Despite repeated appeals by the International Labour Organisation (ILO), families and garment workers affected by the fire, and trade unions, the government, judicial commission and concerned authorities are still not paying attention to the demands of the victims’ families.
During a blaze at Ali Enterprises garment factory in Baldia Town, Karachi, on September 11, 2012, 259 workers were burned to death. The affected families are still waiting for compensation.
During a press conference at Karachi Press Club held by National Trade Union Federation (NTUF) and the families of the workers, Nasir Mansoor, Deputy General Secretary of NTUF, called the Baldia Town fire incident one of the worst in the history of Pakistan.
Despite several requests, the government and other institutions have failed to improve working conditions in factories and mills. A large number of workers in different sectors are compelled to work in hazardous environments where they risk their lives.
Following the ill advancement in the cases and hue and cry of the victims' families, a delegate of ILO visited them to register four cases against the German buyer of Ali Enterprises and the licensing companies.
Families at the press conference were desperate, continuing to demand that all parties for the incident be held properly responsible.
Talking to Daily Times, Muhammad Jabbir, the 22-year-old son of Muhammad Jahanzeeb who died during the fire, and the organiser of Factory Affectees Association expressed his grief. “It is ironic a factory doing business with international client without registration and proper safety environment while the government and officials were turning a blind eye.”
Despite the verdict of the Supreme Court of Pakistan, the labour contract system was still in progress, which was the root cause of such mishaps, he added.
Din Muhammad, a resident of Baldia Town sector 9 and father of Abid Ali, another worker who burned to death, was disappointed with the response of the government and judiciary. However, he was a bit hopeful after ILO showed interest in the matter. He said the families had nothing left except to protest.
Citing an example in which families of factory workers in Bangladesh received compensation, he asked why the same thing was not being done to them.
Saeeda Khatoon, wife of Ilyas Ahmed, a resident of Orangi Town, lost her 18- year old son Ijaaz Ahmed. She said they have not received any support from the government.
On the second anniversary of the incident, three major trade unions of Germany along with German Parliament members, writers, intellectuals, artists and social workers issued a joint appeal to save the lives of factory workers and ensure their basic rights.
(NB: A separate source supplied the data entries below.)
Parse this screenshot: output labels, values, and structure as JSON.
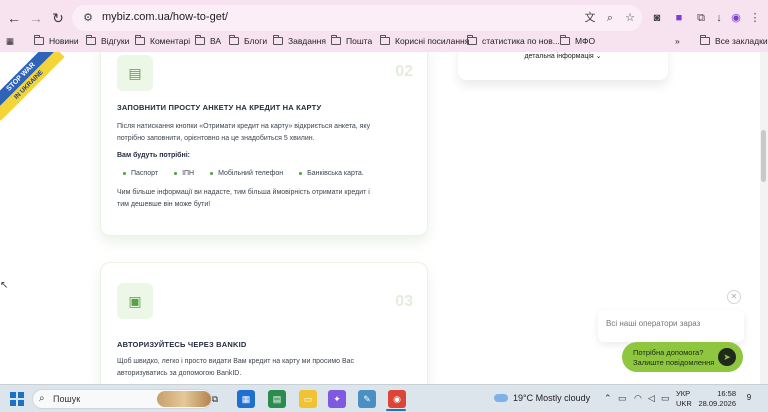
{
  "browser": {
    "url": "mybiz.com.ua/how-to-get/",
    "bookmarks": [
      "Новини",
      "Відгуки",
      "Коментарі",
      "ВА",
      "Блоги",
      "Завдання",
      "Пошта",
      "Корисні посилання",
      "статистика по нов...",
      "МФО"
    ],
    "all_bookmarks": "Все закладки",
    "overflow": "»"
  },
  "banner": {
    "line1": "STOP WAR",
    "line2": "IN UKRAINE"
  },
  "right_panel": {
    "detail_link": "детальна інформація"
  },
  "card1": {
    "number": "02",
    "title": "ЗАПОВНИТИ ПРОСТУ АНКЕТУ НА КРЕДИТ НА КАРТУ",
    "para1_line1": "Після натискання кнопки «Отримати кредит на карту» відкриється анкета, яку",
    "para1_line2": "потрібно заповнити, орієнтовно на це знадобиться 5 хвилин.",
    "needs_label": "Вам будуть потрібні:",
    "docs": [
      "Паспорт",
      "ІПН",
      "Мобільний телефон",
      "Банківська карта."
    ],
    "para2_line1": "Чим більше інформації ви надасте, тим більша ймовірність отримати кредит і",
    "para2_line2": "тим дешевше він може бути!"
  },
  "card2": {
    "number": "03",
    "title": "АВТОРИЗУЙТЕСЬ ЧЕРЕЗ BANKID",
    "para_line1": "Щоб швидко, легко і просто видати Вам кредит на карту ми просимо Вас",
    "para_line2": "авторизуватись за допомогою BankID."
  },
  "chat": {
    "operators_text": "Всі наші оператори зараз",
    "help_line1": "Потрібна допомога?",
    "help_line2": "Залиште повідомлення"
  },
  "taskbar": {
    "search": "Пошук",
    "weather": "19°C  Mostly cloudy",
    "lang_line1": "УКР",
    "lang_line2": "UKR",
    "time": "16:58",
    "date": "28.09.2026",
    "notifications": "9"
  }
}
The appeal extends to the legal and financial assistance for the heirs of workers killed in the Rana Plaza incident in Bangladesh and at Ali Enterprises in Pakistan.
Read more from Nasir Mansoor, Deputy General Secretary, National Trade Union Federation (NTUF) of Pakistan.